Perhaps the best way to explore this region is via an Adventure Tour Charter. A charter will introduce you to the ecology, inhabitants and the navigational challenges of very remote places.
Routes and Regions
If you start your trip in southern BC, you need to allow a couple of weeks’ travel north to reach Cape Caution, then round it to enter this region. Depending on the size of your boat, each region will require over a week, minimum, to explore, likely several weeks.
Cape Caution, Outer Islands and Hakai Recreation Area
This is the wild west coast. Here you can pick your way between reefs to find a spectacular sandy beach all to yourself. In settled weather, you can explore from island to island. Check the kelp beds for the rare sea otter, which is recolonizing the area.
If you feel like a little civilization along with your sandy beach, pull into Pruth Bay on Calvert Island. Its protected anchorage ends at the Hakai Research Institute’s dock, from which you can walk a well-marked path through the forest to a beach where surf crashes. At the end of the beach is a well-marked hiking trail that leads to a viewpoint or to another beach.
Heading north up Fitzhugh Sound, expect to view at least one humpback whale. On a good day, dozens.
Burke Channel, North Bentnick Arm and Bella Coola
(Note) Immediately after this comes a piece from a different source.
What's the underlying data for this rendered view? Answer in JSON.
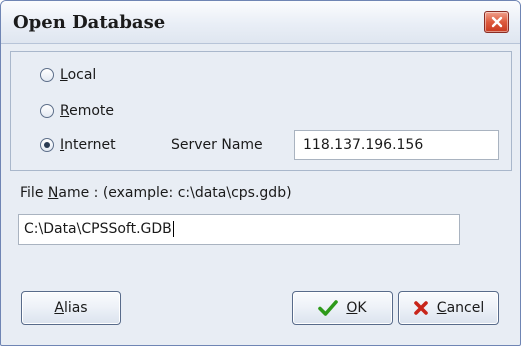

Northeast of Fitzhugh Sound, a long channel cuts east into the mountains. At the end of the channel is the Nuxalk community of Bella Coola. If you are heading north from Cape Caution, this may be the first fjord you explore. Along the way to Bella Coola, you may encounter whales and dolphins, see bears in the estuaries, soak in a natural hot spring on the edge of a meadow, and visit an amazing historical artefact: In 1793, Alexander MacKenzie crossed what was then called Rupertsland and reached the Pacific Ocean here. He left his name carved In a rock above the sea. At Bella Coola there are many services for boaters at the marina, as well as guided wildlife and fishing day-trips from town.
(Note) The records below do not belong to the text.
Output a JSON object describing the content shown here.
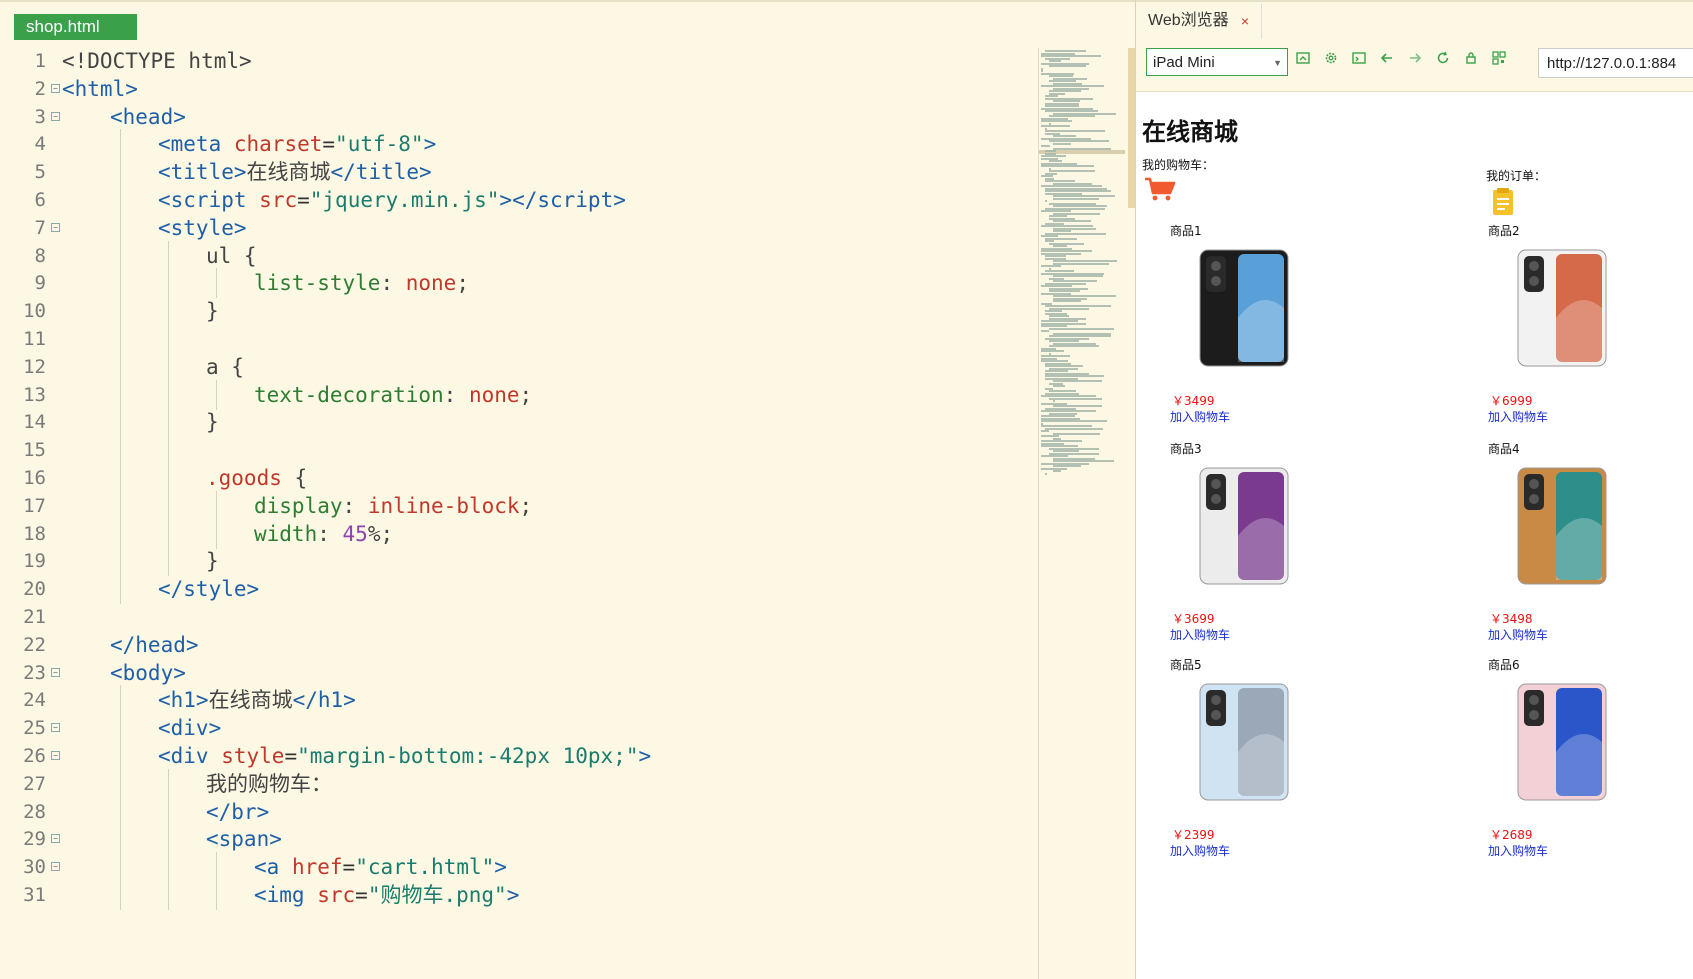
{
  "editor": {
    "active_tab": "shop.html",
    "lines": [
      {
        "n": "1",
        "fold": false,
        "indent": 0,
        "html": "<span class=\"tx\">&lt;!DOCTYPE html&gt;</span>"
      },
      {
        "n": "2",
        "fold": true,
        "indent": 0,
        "html": "<span class=\"tg\">&lt;html&gt;</span>"
      },
      {
        "n": "3",
        "fold": true,
        "indent": 1,
        "html": "<span class=\"tg\">&lt;head&gt;</span>"
      },
      {
        "n": "4",
        "fold": false,
        "indent": 2,
        "html": "<span class=\"tg\">&lt;meta</span> <span class=\"at\">charset</span>=<span class=\"st\">\"utf-8\"</span><span class=\"tg\">&gt;</span>"
      },
      {
        "n": "5",
        "fold": false,
        "indent": 2,
        "html": "<span class=\"tg\">&lt;title&gt;</span><span class=\"tx\">在线商城</span><span class=\"tg\">&lt;/title&gt;</span>"
      },
      {
        "n": "6",
        "fold": false,
        "indent": 2,
        "html": "<span class=\"tg\">&lt;script</span> <span class=\"at\">src</span>=<span class=\"st\">\"jquery.min.js\"</span><span class=\"tg\">&gt;&lt;/script&gt;</span>"
      },
      {
        "n": "7",
        "fold": true,
        "indent": 2,
        "html": "<span class=\"tg\">&lt;style&gt;</span>"
      },
      {
        "n": "8",
        "fold": false,
        "indent": 3,
        "html": "<span class=\"tx\">ul {</span>"
      },
      {
        "n": "9",
        "fold": false,
        "indent": 4,
        "html": "<span class=\"pr\">list-style</span><span class=\"tx\">: </span><span class=\"vl\">none</span><span class=\"tx\">;</span>"
      },
      {
        "n": "10",
        "fold": false,
        "indent": 3,
        "html": "<span class=\"tx\">}</span>"
      },
      {
        "n": "11",
        "fold": false,
        "indent": 3,
        "html": ""
      },
      {
        "n": "12",
        "fold": false,
        "indent": 3,
        "html": "<span class=\"tx\">a {</span>"
      },
      {
        "n": "13",
        "fold": false,
        "indent": 4,
        "html": "<span class=\"pr\">text-decoration</span><span class=\"tx\">: </span><span class=\"vl\">none</span><span class=\"tx\">;</span>"
      },
      {
        "n": "14",
        "fold": false,
        "indent": 3,
        "html": "<span class=\"tx\">}</span>"
      },
      {
        "n": "15",
        "fold": false,
        "indent": 3,
        "html": ""
      },
      {
        "n": "16",
        "fold": false,
        "indent": 3,
        "html": "<span class=\"sl\">.goods</span> <span class=\"tx\">{</span>"
      },
      {
        "n": "17",
        "fold": false,
        "indent": 4,
        "html": "<span class=\"pr\">display</span><span class=\"tx\">: </span><span class=\"vl\">inline-block</span><span class=\"tx\">;</span>"
      },
      {
        "n": "18",
        "fold": false,
        "indent": 4,
        "html": "<span class=\"pr\">width</span><span class=\"tx\">: </span><span class=\"nm\">45</span><span class=\"tx\">%;</span>"
      },
      {
        "n": "19",
        "fold": false,
        "indent": 3,
        "html": "<span class=\"tx\">}</span>"
      },
      {
        "n": "20",
        "fold": false,
        "indent": 2,
        "html": "<span class=\"tg\">&lt;/style&gt;</span>"
      },
      {
        "n": "21",
        "fold": false,
        "indent": 1,
        "html": ""
      },
      {
        "n": "22",
        "fold": false,
        "indent": 1,
        "html": "<span class=\"tg\">&lt;/head&gt;</span>"
      },
      {
        "n": "23",
        "fold": true,
        "indent": 1,
        "html": "<span class=\"tg\">&lt;body&gt;</span>"
      },
      {
        "n": "24",
        "fold": false,
        "indent": 2,
        "html": "<span class=\"tg\">&lt;h1&gt;</span><span class=\"tx\">在线商城</span><span class=\"tg\">&lt;/h1&gt;</span>"
      },
      {
        "n": "25",
        "fold": true,
        "indent": 2,
        "html": "<span class=\"tg\">&lt;div&gt;</span>"
      },
      {
        "n": "26",
        "fold": true,
        "indent": 2,
        "html": "<span class=\"tg\">&lt;div</span> <span class=\"at\">style</span>=<span class=\"st\">\"margin-bottom:-42px 10px;\"</span><span class=\"tg\">&gt;</span>"
      },
      {
        "n": "27",
        "fold": false,
        "indent": 3,
        "html": "<span class=\"tx\">我的购物车：</span>"
      },
      {
        "n": "28",
        "fold": false,
        "indent": 3,
        "html": "<span class=\"tg\">&lt;/br&gt;</span>"
      },
      {
        "n": "29",
        "fold": true,
        "indent": 3,
        "html": "<span class=\"tg\">&lt;span&gt;</span>"
      },
      {
        "n": "30",
        "fold": true,
        "indent": 4,
        "html": "<span class=\"tg\">&lt;a</span> <span class=\"at\">href</span>=<span class=\"st\">\"cart.html\"</span><span class=\"tg\">&gt;</span>"
      },
      {
        "n": "31",
        "fold": false,
        "indent": 4,
        "html": "<span class=\"tg\">&lt;img</span> <span class=\"at\">src</span>=<span class=\"st\">\"购物车.png\"</span><span class=\"tg\">&gt;</span>"
      }
    ]
  },
  "browser": {
    "tab_label": "Web浏览器",
    "tab_close": "×",
    "device": "iPad Mini",
    "url": "http://127.0.0.1:884",
    "page": {
      "title": "在线商城",
      "cart_label": "我的购物车：",
      "order_label": "我的订单：",
      "goods": [
        {
          "name": "商品1",
          "price": "￥3499",
          "add": "加入购物车",
          "phone_color": "#1c1c1c",
          "screen": "#5aa0d8"
        },
        {
          "name": "商品2",
          "price": "￥6999",
          "add": "加入购物车",
          "phone_color": "#f2f2f2",
          "screen": "#d46a4a"
        },
        {
          "name": "商品3",
          "price": "￥3699",
          "add": "加入购物车",
          "phone_color": "#ececec",
          "screen": "#7a3b8e"
        },
        {
          "name": "商品4",
          "price": "￥3498",
          "add": "加入购物车",
          "phone_color": "#c98a45",
          "screen": "#2e8f8a"
        },
        {
          "name": "商品5",
          "price": "￥2399",
          "add": "加入购物车",
          "phone_color": "#cfe3f2",
          "screen": "#9aa8b8"
        },
        {
          "name": "商品6",
          "price": "￥2689",
          "add": "加入购物车",
          "phone_color": "#f3cfd6",
          "screen": "#2a56c9"
        }
      ]
    }
  }
}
Bella Bella, Fjordland, Klemtu
Bella Bella, a town of 1,000, on Campbell Island, is the regional centre of the Heiltsuk First Nation. There are a few services in town, water and fuel at the government dock, and more services, including moorage, in neighbouring Shearwater (on Denny Island). From here, you can strike out toward the spectacular Fjordland region, where granite mountains rise along each side of narrow channels. Waterfalls are many here but anchorages are few, so plan carefully. Southwest of Fjordland is the Kitasoo-XaiXais village of Klemtu. There are services and water here and this welcoming village has a spectacular big-house, with carved house poles, a painted screen, and fire pit. Inquire at the tourism dock about hiring a local guide for a tour of the big-house. It is well worth it.
Princess Royal Channel, Bishop Bay Hot Springs, Hartley Bay and Whale Channel
This waterway is part of the main inside passage route. Much of the time, its western shore is Princess Royal Island, famous for its spirit bears. The spirit bear is a rare white variety of the black bear. In this region of the Great Bear Rainforest, anywhere from 1 in 50 to 1 in 10 bears may be a creamy white colour. Occasionally one is spotted on the mainland side, but most are seen on the islands, where they have less competition from the larger grizzly bears. Watch the shoreline and creek mouths for bears.
There are several anchorages in inlets along this route with spectacular vista of snow-capped mountains with forested flanks that fall to creeks, meadows or mudflats and then to the sea. Anchoring here is tricky. Just north of Princess Royal, up Ursula Channel, is a tiny park that demarks a natural hot spring called Bishop Bay. West of Bishop Bay is the welcoming community of Hartley Bay. There are water and services here. For a fee, you can hire a bear guide to take you on a day trip in the region.
Main image at top of page: Spirit Bear with breakfast, credit Spirit Bear Lodge